I expected that welcoming a new being into this world would transform me. And I thought that I could tend to this space while living out this rite of passage. But personally, I needed to take time away to really experience all that marriage, motherhood and modern home economics have stirred up in me this past year.
Let’s take a walk through how each phase of this rite of passage has unfolded for me.
Phase 1: Separation
As my pregnant belly swelled with life, I grew distant from all that I had ever known. During this phase of the rite of passage, the space between me and the community I had fit into began to widen, and I could no longer find my place along the path I had been walking. My womb has been occupied, and it will never be forgotten. I was marked for a journey I had very little preparation for, and I held space beyond my maiden form while still waiting to take root in the body of a mother.
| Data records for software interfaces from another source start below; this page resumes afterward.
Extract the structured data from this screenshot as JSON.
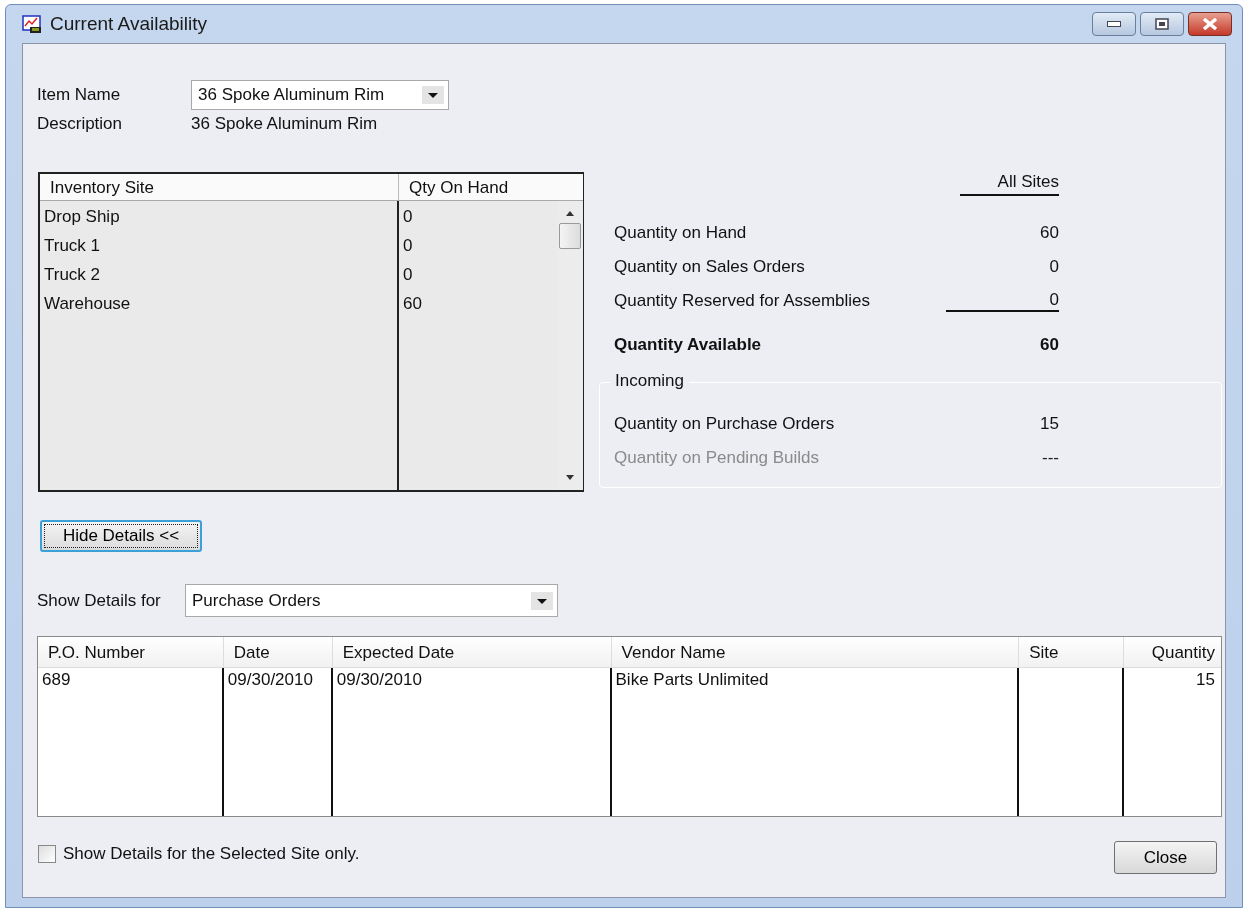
{
  "window": {
    "title": "Current Availability"
  },
  "item": {
    "label": "Item Name",
    "value": "36 Spoke Aluminum Rim"
  },
  "description": {
    "label": "Description",
    "value": "36 Spoke Aluminum Rim"
  },
  "sites": {
    "columns": [
      "Inventory Site",
      "Qty On Hand"
    ],
    "rows": [
      {
        "site": "Drop Ship",
        "qty": "0"
      },
      {
        "site": "Truck 1",
        "qty": "0"
      },
      {
        "site": "Truck 2",
        "qty": "0"
      },
      {
        "site": "Warehouse",
        "qty": "60"
      }
    ]
  },
  "summary": {
    "heading": "All Sites",
    "rows": [
      {
        "label": "Quantity on Hand",
        "value": "60",
        "kind": "plain"
      },
      {
        "label": "Quantity on Sales Orders",
        "value": "0",
        "kind": "plain"
      },
      {
        "label": "Quantity Reserved for Assemblies",
        "value": "0",
        "kind": "underlined"
      },
      {
        "label": "Quantity Available",
        "value": "60",
        "kind": "total"
      }
    ]
  },
  "incoming": {
    "title": "Incoming",
    "rows": [
      {
        "label": "Quantity on Purchase Orders",
        "value": "15",
        "disabled": false
      },
      {
        "label": "Quantity on Pending Builds",
        "value": "---",
        "disabled": true
      }
    ]
  },
  "hide_details_button": "Hide Details <<",
  "show_details": {
    "label": "Show Details for",
    "value": "Purchase Orders"
  },
  "orders": {
    "columns": [
      "P.O. Number",
      "Date",
      "Expected Date",
      "Vendor Name",
      "Site",
      "Quantity"
    ],
    "rows": [
      {
        "po_number": "689",
        "date": "09/30/2010",
        "expected_date": "09/30/2010",
        "vendor_name": "Bike Parts Unlimited",
        "quantity": "15"
      }
    ]
  },
  "site_only": {
    "label": "Show Details for the Selected Site only.",
    "checked": false
  },
  "close_button": "Close"
}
For thirty nine weeks my womb cradled my child, and I crept away from all I have ever known. Until suddenly, I found myself at the edge of a river. It had always been gurgling in the background, but it wasn’t until much later that I recognized it was there to carry me towards the new self I was meant to become. I began to pace, my fullness hard to ignore. It was not time to slip away. Not yet. First, a sacrifice had to be performed.
Phase 2: Transition
Deep, earthy moans escaped my throat as the phase of the rite of passage commenced. My body began to undulate in sync with the river waves, and I rumbled with a fierceness I didn’t know I had. Other women had gone before me, and others will follow. It is a refrain that comforted me as I continued to ripen. And then, I surrendered. Before long, my son bursts into the world, and in a heartbeat, everything went black, and I returned a mother. I spent the next twelve months whisked away in a haze of little sleep, and beginning to learn my son and I fit together.
And then, the stripping began. None of the adornments from my old existence would be allowed to accompany me to the other side. My feet, barely hanging onto the sandy riverbanks, finally gave way to the turbulent waters below. The riverbed began to slope downwards at a rapid rate, and I was not told where or when I would find the other shore. Above me, my arms were outstretched and my fingers clutched into the flesh of my firstborn. He transforms from baby to toddler before my weary eyes, and it is my job to keep us both afloat as the currents threaten to pull me under water. I do not know how to swim. So, I hold my breath as the tides roll in and hope to God that I resurface. Somehow, a year passes me by.
Phase 3: Integration
But land, ho! I can see the shore. Deep down, I wasn’t sure if I would really make it. But I can see the shoreline of the riverbanks on the horizon now. For the first time, I realize that while I have had to endure this rite of passage on my own, I was never alone. My community stands ready to embrace me and hear my stories of trials and tribulations at the end of this rite of passage. Some are even swimming out to me, guiding me to this foreign land which will become my home until it is time to be uprooted again.
And as I ascend from the waters, I realize that I have been adorned with gems. I have learned to be much more honest with myself and my loved ones about how I’m truly feeling. To let my body feel. That my voice matters. While I may walk a similar path, I do not have to follow in others’ footsteps. Upon landfall, I will share what I have learned during my time treading water, and I will step into the role of guide to help usher in a new wave of initiates.
It is time to emerge.
It was shocking, scary and wonderful.
I never thought I would be married or have children, but when I was able to do both and give natural childbirth, I was so grateful. And stopped at one.
A lot of it was just this – there were a lot of books, but I still could not shake the idea that I might never have done it if I knew what it was REALLY going to be like.
Thank you for writing and sharing!!!
Maris Young says
Thank you for sharing these words as they relate to your motherhood journey. I often wonder if it is truly possible to know what motherhood is like *before* one is birthed into a mother. I’m not sure. But in any case, I sure do love fostering a welcoming space for women of all ages and stages to share what their experiences have been like <3